By: Kiki Kirk
The other day I was taking the Metra to work, as I do every day. But this particular day I left my head phones at home. This wouldn’t be such a big deal if I didn’t have to listen to people talk, but without head phones, I do. And I realize this makes me sound like a pretentious asshole, but I really hate listening to other people’s conversations. I even try to mask that hate by listening to music so I don’t have to show my visible distaste. And I wouldn’t even mind so much if people didn’t say the worst things ever all the time. But they do, so what choice do I have?
The train was approaching the downtown station and I got up from my seat to stand by the doors so I would be one of the first people out. There were four women sitting closest to the doors, and as soon as I approached them, their hissing words began sweeping over me.
“You know, there are like five different diet supplements that are trying to get Kim Kardashian to endorse them after she has her baby.”
“Well, at the rate she’s going, she’s going to need all five at once!”
“Oh, why do you say that? Is she getting big?”
“Oh my god. Is she getting big? She’s HUGE.”
“You could seriously fit two Kate Middleton’s inside of her at this point.”
“And her boobs are the size of my head, but not in a good way.”
“She’s having Kanye’s baby, right?”
“Shit. I feel so sorry for that child.”
I don’t know if I couldn’t believe what I was hearing, or if I just didn’t want to believe it.
Let me begin by saying that I am not a huge fan of the Kardashian Dynasty and I also don’t think the shit they do is important or impacting the world in largely positive ways. The problem with what they were saying really has almost nothing to do with the Kardashians or celebrities at all.
This conversation is problematic for a number of reasons. One reason is that they are obviously holding celebrities’ bodies to a higher standard than other bodies. They probably wouldn’t be caught dead describing each other’s bodies like that because they are “real women” and they don’t count. But because Kim Kardashian is so famous, she can’t experience changes in her body during pregnancy, or ever, like every woman does. That is a contradiction that I don’t understand.
Another reason this is fucked up beyond reason is because they think that Kim Kardashian is not allowed to own her own body. They are making Kim Kardashian’s body a very blatant point of ridicule and they don’t think they are doing anything wrong; because she’s a talentless, famous-because-of-a-sex tape celebrity. They spoke of her like she wasn’t even a person. Oh and let’s not forget how they referred to the child growing inside of her as “Kanye’s baby” for fucks sake.
When they ended with, “I feel so sorry for that child.” I wanted to look at each of them and say, “I feel sorry for your children.” Because I really, truly do.
I wanted to tell them that no matter how many times you tell your daughter she’s “beautiful no matter what,” when she hears you gossiping with your friends about how fat and ugly so-and-so is, she will look in a mirror and see fat and ugly.

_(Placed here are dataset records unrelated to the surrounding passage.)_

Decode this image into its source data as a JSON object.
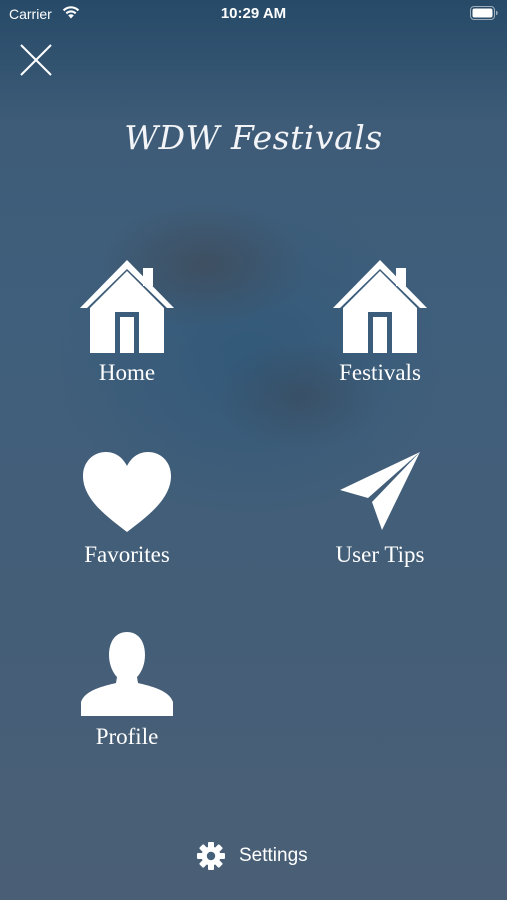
{
  "status_bar": {
    "carrier": "Carrier",
    "time": "10:29 AM",
    "wifi_icon": "wifi-icon",
    "battery_icon": "battery-full-icon"
  },
  "header": {
    "close_icon": "close-icon",
    "title": "WDW Festivals"
  },
  "menu": {
    "items": [
      {
        "label": "Home",
        "icon": "house-icon"
      },
      {
        "label": "Festivals",
        "icon": "house-icon"
      },
      {
        "label": "Favorites",
        "icon": "heart-icon"
      },
      {
        "label": "User Tips",
        "icon": "paper-plane-icon"
      },
      {
        "label": "Profile",
        "icon": "person-icon"
      }
    ]
  },
  "footer": {
    "settings_label": "Settings",
    "settings_icon": "gear-icon"
  },
  "colors": {
    "text": "#ffffff",
    "background_top": "#264a68",
    "background_bottom": "#4a5f76"
  }
}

She will begin to hate herself because of the hate she heard spewing from your mouth.
I wanted to tell them that no matter how many times you tell your son that “looks aren’t important and it’s what is on the inside that counts,” when he hears you gossiping with your friends about how fat so-and-so looked in that dress last weekend, he will look at women and hate their imperfections. He will begin to judge a woman’s value based on her looks because of the hate he heard oozing from your mouth.
More than anything, I’m ashamed. I’m ashamed that people like those women on the Metra still exist. I’m ashamed that I didn’t say anything to stand up for myself and other people who don’t appreciate body policing. I’m ashamed that I still can’t help but let their words make me feel shitty about my own body. So when people ask me why we even need feminism, I will list this as one of the many, many, many reasons.
I am just now beginning to love my body and all of its imperfections. I’ve been told for as long as I can remember, by literally every form of media, that the dimples on my thighs and the stretch marks on my stomach are unacceptable and unlovable. I shouldn’t love them, and neither should anyone else. I should spend my days trying to hide, change, and fix them. But I’m done with that. I’m ready to finally love myself, despite being told that I shouldn’t.